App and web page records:
★ ★ ★

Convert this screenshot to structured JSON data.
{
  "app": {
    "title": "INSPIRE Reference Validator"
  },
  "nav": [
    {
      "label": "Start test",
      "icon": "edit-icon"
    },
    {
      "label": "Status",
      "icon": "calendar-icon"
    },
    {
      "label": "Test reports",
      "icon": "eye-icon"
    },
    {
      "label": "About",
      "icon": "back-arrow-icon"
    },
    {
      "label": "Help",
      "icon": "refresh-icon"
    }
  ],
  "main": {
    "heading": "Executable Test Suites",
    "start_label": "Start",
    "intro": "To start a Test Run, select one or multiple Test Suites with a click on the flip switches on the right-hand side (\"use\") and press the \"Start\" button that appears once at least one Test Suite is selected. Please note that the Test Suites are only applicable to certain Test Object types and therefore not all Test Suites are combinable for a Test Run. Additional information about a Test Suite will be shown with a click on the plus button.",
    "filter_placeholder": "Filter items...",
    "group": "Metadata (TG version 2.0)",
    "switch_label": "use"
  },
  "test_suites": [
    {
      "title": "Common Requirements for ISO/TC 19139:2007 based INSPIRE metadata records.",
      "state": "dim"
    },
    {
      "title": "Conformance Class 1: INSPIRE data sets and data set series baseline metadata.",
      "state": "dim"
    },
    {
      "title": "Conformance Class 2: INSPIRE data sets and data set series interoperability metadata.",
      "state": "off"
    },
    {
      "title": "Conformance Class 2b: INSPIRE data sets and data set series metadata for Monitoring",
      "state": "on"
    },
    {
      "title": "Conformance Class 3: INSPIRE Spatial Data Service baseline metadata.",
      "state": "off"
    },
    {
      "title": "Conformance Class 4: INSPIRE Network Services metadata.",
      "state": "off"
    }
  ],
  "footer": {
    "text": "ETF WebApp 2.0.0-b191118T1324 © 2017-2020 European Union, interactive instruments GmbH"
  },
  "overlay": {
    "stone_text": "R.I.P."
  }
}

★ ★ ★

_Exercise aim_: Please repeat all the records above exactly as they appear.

_Result for this task_:
Convert this screenshot to structured JSON data.
{
  "app": {
    "title": "INSPIRE Reference Validator"
  },
  "nav": [
    {
      "label": "Start test",
      "icon": "edit-icon"
    },
    {
      "label": "Status",
      "icon": "calendar-icon"
    },
    {
      "label": "Test reports",
      "icon": "eye-icon"
    },
    {
      "label": "About",
      "icon": "back-arrow-icon"
    },
    {
      "label": "Help",
      "icon": "refresh-icon"
    }
  ],
  "main": {
    "heading": "Executable Test Suites",
    "start_label": "Start",
    "intro": "To start a Test Run, select one or multiple Test Suites with a click on the flip switches on the right-hand side (\"use\") and press the \"Start\" button that appears once at least one Test Suite is selected. Please note that the Test Suites are only applicable to certain Test Object types and therefore not all Test Suites are combinable for a Test Run. Additional information about a Test Suite will be shown with a click on the plus button.",
    "filter_placeholder": "Filter items...",
    "group": "Metadata (TG version 2.0)",
    "switch_label": "use"
  },
  "test_suites": [
    {
      "title": "Common Requirements for ISO/TC 19139:2007 based INSPIRE metadata records.",
      "state": "dim"
    },
    {
      "title": "Conformance Class 1: INSPIRE data sets and data set series baseline metadata.",
      "state": "dim"
    },
    {
      "title": "Conformance Class 2: INSPIRE data sets and data set series interoperability metadata.",
      "state": "off"
    },
    {
      "title": "Conformance Class 2b: INSPIRE data sets and data set series metadata for Monitoring",
      "state": "on"
    },
    {
      "title": "Conformance Class 3: INSPIRE Spatial Data Service baseline metadata.",
      "state": "off"
    },
    {
      "title": "Conformance Class 4: INSPIRE Network Services metadata.",
      "state": "off"
    }
  ],
  "footer": {
    "text": "ETF WebApp 2.0.0-b191118T1324 © 2017-2020 European Union, interactive instruments GmbH"
  },
  "overlay": {
    "stone_text": "R.I.P."
  }
}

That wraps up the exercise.